Sometimes things in America are simple and easy.
Black people in America have faced over 400 years of oppression in this country. As people of African ancestry, known as African Americans, we have suffered in silence long enough. Even though we have made gains, institutional systemic racism still exists. Racism is a learned behavior, it’s taught, and as a school system, we teach. Just like we teach students in the classrooms and in schoolhouses, we must also teach our students in the classroom of life.
In the face of an unstable mutating virus and the uncertainty of an effective vaccine, global public health protocols have been sensibly advocating the importance of a healthy immune system, personal hygiene, physical distancing, wearing masks, testing widely, contact tracing, patient isolation and treatment. Caribbean countries have been augmenting the facilities, staffing, equipment and supplies at their treatment centers.

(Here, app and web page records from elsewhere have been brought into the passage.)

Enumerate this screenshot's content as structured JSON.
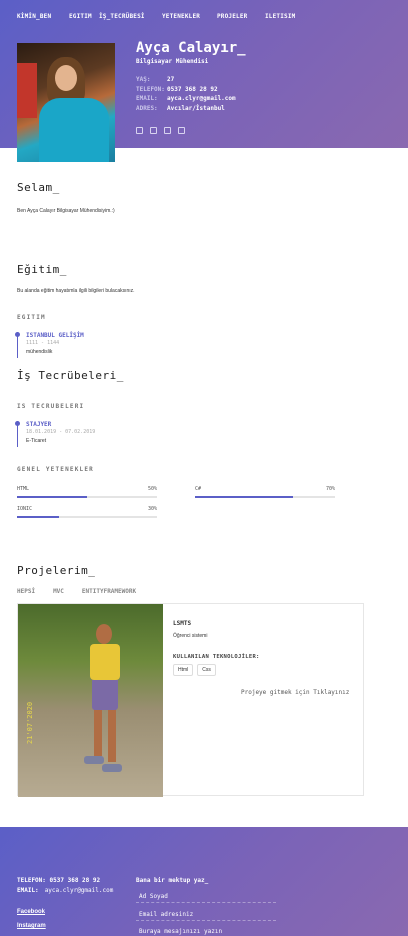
{
  "nav": [
    "KİMİN_BEN",
    "EGITIM",
    "İŞ_TECRÜBESİ",
    "YETENEKLER",
    "PROJELER",
    "ILETISIM"
  ],
  "profile": {
    "name": "Ayça Calayır_",
    "role": "Bilgisayar Mühendisi",
    "info": [
      {
        "k": "YAŞ:",
        "v": "27"
      },
      {
        "k": "TELEFON:",
        "v": "0537 368 28 92"
      },
      {
        "k": "EMAIL:",
        "v": "ayca.clyr@gmail.com"
      },
      {
        "k": "ADRES:",
        "v": "Avcılar/İstanbul"
      }
    ],
    "socials": [
      "facebook-icon",
      "instagram-icon",
      "linkedin-icon",
      "github-icon"
    ]
  },
  "about": {
    "title": "Selam_",
    "text": "Ben Ayça Calayır Bilgisayar Mühendisiyim.:)"
  },
  "education": {
    "title": "Eğitim_",
    "text": "Bu alanda eğitim hayatımla ilgili bilgileri bulacaksınız.",
    "subtitle": "EGITIM",
    "item": {
      "title": "ISTANBUL GELİŞİM",
      "date": "1111 - 1144",
      "desc": "mühendislik"
    }
  },
  "experience": {
    "title": "İş Tecrübeleri_",
    "subtitle": "IS TECRUBELERI",
    "item": {
      "title": "STAJYER",
      "date": "18.01.2019 - 07.02.2019",
      "desc": "E-Ticaret"
    }
  },
  "skills": {
    "subtitle": "GENEL YETENEKLER",
    "items": [
      {
        "name": "HTML",
        "label": "50%",
        "value": 0.5
      },
      {
        "name": "C#",
        "label": "70%",
        "value": 0.7
      },
      {
        "name": "IONIC",
        "label": "30%",
        "value": 0.3
      }
    ]
  },
  "projects": {
    "title": "Projelerim_",
    "filters": [
      "HEPSİ",
      "MVC",
      "ENTITYFRAMEWORK"
    ],
    "card": {
      "name": "LSMTS",
      "desc": "Öğrenci sistemi",
      "tech_label": "KULLANILAN TEKNOLOJİLER:",
      "tags": [
        "Html",
        "Css"
      ],
      "link": "Projeye gitmek için Tıklayınız",
      "photo_stamp": "21'07'2020"
    }
  },
  "footer": {
    "phone_label": "TELEFON:",
    "phone": "0537 368 28 92",
    "email_label": "EMAIL:",
    "email": "ayca.clyr@gmail.com",
    "link_facebook": "Facebook",
    "link_instagram": "Instagram",
    "form_title": "Bana bir mektup yaz_",
    "ph_name": "Ad Soyad",
    "ph_email": "Email adresiniz",
    "ph_message": "Buraya mesajınızı yazın"
  },
  "colors": {
    "accent": "#5b5fc7",
    "gradient_end": "#8a69b0"
  }
}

“We are not going to be driven by a date, we are going to be driven by protocols that make us safe because we want to remain safe for our people, we want to remain safe for people who are visiting us”– Barbados Prime Minister Mia Mottley, chair of the 15-member Caribbean community, says the region will not rush to re-open for tourists in the age of the COVID-19 pandemic.
In the midst of the murder of George Floyd, the fires rage across the United States of America. The South Florida Black Prosperity Alliance understands the pent-up rage within our community as Black people - men and women - continue to be murdered by those who have decided that it is open season.

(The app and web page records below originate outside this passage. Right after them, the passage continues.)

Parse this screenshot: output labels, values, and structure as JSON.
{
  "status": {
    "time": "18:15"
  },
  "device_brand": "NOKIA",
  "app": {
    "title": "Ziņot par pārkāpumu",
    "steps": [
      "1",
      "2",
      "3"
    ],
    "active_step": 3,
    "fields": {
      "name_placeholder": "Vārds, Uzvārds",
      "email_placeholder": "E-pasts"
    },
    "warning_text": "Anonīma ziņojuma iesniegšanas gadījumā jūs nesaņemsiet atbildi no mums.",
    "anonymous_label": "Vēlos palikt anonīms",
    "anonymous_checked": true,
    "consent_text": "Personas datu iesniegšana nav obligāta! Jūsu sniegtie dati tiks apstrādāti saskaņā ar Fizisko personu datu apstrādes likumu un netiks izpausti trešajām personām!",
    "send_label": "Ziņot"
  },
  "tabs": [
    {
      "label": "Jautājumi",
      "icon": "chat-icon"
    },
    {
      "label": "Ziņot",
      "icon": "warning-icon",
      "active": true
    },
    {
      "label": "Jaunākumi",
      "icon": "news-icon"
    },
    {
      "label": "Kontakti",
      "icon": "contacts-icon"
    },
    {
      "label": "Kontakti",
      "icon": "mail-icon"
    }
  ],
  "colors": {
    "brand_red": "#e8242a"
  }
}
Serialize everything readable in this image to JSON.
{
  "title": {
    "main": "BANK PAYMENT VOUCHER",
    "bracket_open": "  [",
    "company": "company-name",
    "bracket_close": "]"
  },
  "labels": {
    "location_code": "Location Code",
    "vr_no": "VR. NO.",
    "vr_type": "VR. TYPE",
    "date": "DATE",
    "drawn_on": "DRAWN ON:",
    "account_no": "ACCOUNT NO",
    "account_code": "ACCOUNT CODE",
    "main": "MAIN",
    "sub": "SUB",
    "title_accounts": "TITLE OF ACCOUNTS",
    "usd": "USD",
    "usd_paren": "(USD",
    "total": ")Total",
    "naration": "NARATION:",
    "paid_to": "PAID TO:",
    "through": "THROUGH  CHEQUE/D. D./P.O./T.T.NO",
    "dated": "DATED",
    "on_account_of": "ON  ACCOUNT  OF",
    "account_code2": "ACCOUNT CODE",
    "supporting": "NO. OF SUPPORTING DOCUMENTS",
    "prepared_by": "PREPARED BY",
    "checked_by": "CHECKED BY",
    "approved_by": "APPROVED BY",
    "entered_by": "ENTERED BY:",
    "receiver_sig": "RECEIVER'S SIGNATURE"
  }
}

The past two weeks have witnessed unprecedented fervor in nationwide and international protests sparked by the extra judicial killings of Ahmaud Arbery, Breonna Taylor, and George Floyd. The failure of leadership which contributed significantly to the alarming death toll of more than 100,000 persons in the United States, with Blacks disproportionately accounting for approximately 30% of those killed by the global pandemic, fueled people’s uncertainty and anxiety and created the perfect firestorm for protests to erupt at the unmasking of systemic and institutionalized racism in the United States. With such a sobering start to Caribbean-American Heritage Month, is there a reason to celebrate?